As thousands protest in central Athens, PM says he is undeterred by lack of consensus among political parties
Prime Minister George Papandreou vowed yesterday to continue with the overhaul of Greece’s public finances despite his inability to agree on measures with the leaders of opposition parties, while in the largest demonstration so far from the “Indignant” movement in Athens, thousands protested austerity measures.
Speaking from Kalavryta in the Peloponnese, Papandreou said he had not been deterred by two failed attempts last week to obtain crossparty support for fiscal measures. “I will do my duty, I am not interested in petty party political games, nor in political cost,” said the prime minister, who added that Greece would prove the “naysayers” wrong.
“We are in the first year of a three-year effort,” he noted. The prime minister said that he was optimistic Greece would have a primary budget surplus by next year.
However, Papandreou came under attack from his political rivals over the weekend. The leader of the Coalition of the Radical Left (SYRIZA), Alexis Tsipras, accused Papandreou of attempting to bypass the will of the Greek people by suggesting during the leaders’ meeting on Friday the idea of bringing opposition politicians or other figures not aligned to any of the parties into the government. “It is not enough that they handed the economy over to the bankers, now they want to hand over the popular mandate,” Tsipras told SYRIZA members.
Speaking at the congress of her centrist party, Democratic Alliance, Dora Bakoyannis, suggest- ed that Papandreou and the New Democracy leader were putting personal interest ahead of the country. “They want to be the drachma prime ministers,” she said.
Perhaps the strongest condemnation of the government, and the political system as a whole, came from protesters who gathered in Syntagma Square for a fifth consecutive day.
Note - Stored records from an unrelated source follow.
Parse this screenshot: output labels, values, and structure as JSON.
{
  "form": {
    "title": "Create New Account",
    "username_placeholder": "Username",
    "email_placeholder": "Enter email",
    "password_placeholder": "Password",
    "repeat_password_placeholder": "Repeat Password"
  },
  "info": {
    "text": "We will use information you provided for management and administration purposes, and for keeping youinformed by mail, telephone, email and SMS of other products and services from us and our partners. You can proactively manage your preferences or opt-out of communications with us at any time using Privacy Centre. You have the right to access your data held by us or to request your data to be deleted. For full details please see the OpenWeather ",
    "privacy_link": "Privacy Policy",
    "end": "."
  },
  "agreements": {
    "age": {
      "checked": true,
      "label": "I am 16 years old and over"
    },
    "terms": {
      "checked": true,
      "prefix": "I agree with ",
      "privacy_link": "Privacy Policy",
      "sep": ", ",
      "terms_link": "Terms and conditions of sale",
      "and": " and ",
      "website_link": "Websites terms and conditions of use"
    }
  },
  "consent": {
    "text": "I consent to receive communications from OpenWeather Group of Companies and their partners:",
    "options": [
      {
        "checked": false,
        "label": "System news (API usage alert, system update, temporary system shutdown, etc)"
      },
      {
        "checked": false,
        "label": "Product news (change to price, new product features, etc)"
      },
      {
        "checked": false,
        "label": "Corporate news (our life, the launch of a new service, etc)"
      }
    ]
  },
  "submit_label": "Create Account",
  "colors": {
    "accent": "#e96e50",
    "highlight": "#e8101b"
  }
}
It was the largest demonstration by the so-called Indignant movement, with estimates putting the crowd at anywhere between 30,000 and 100,000 people.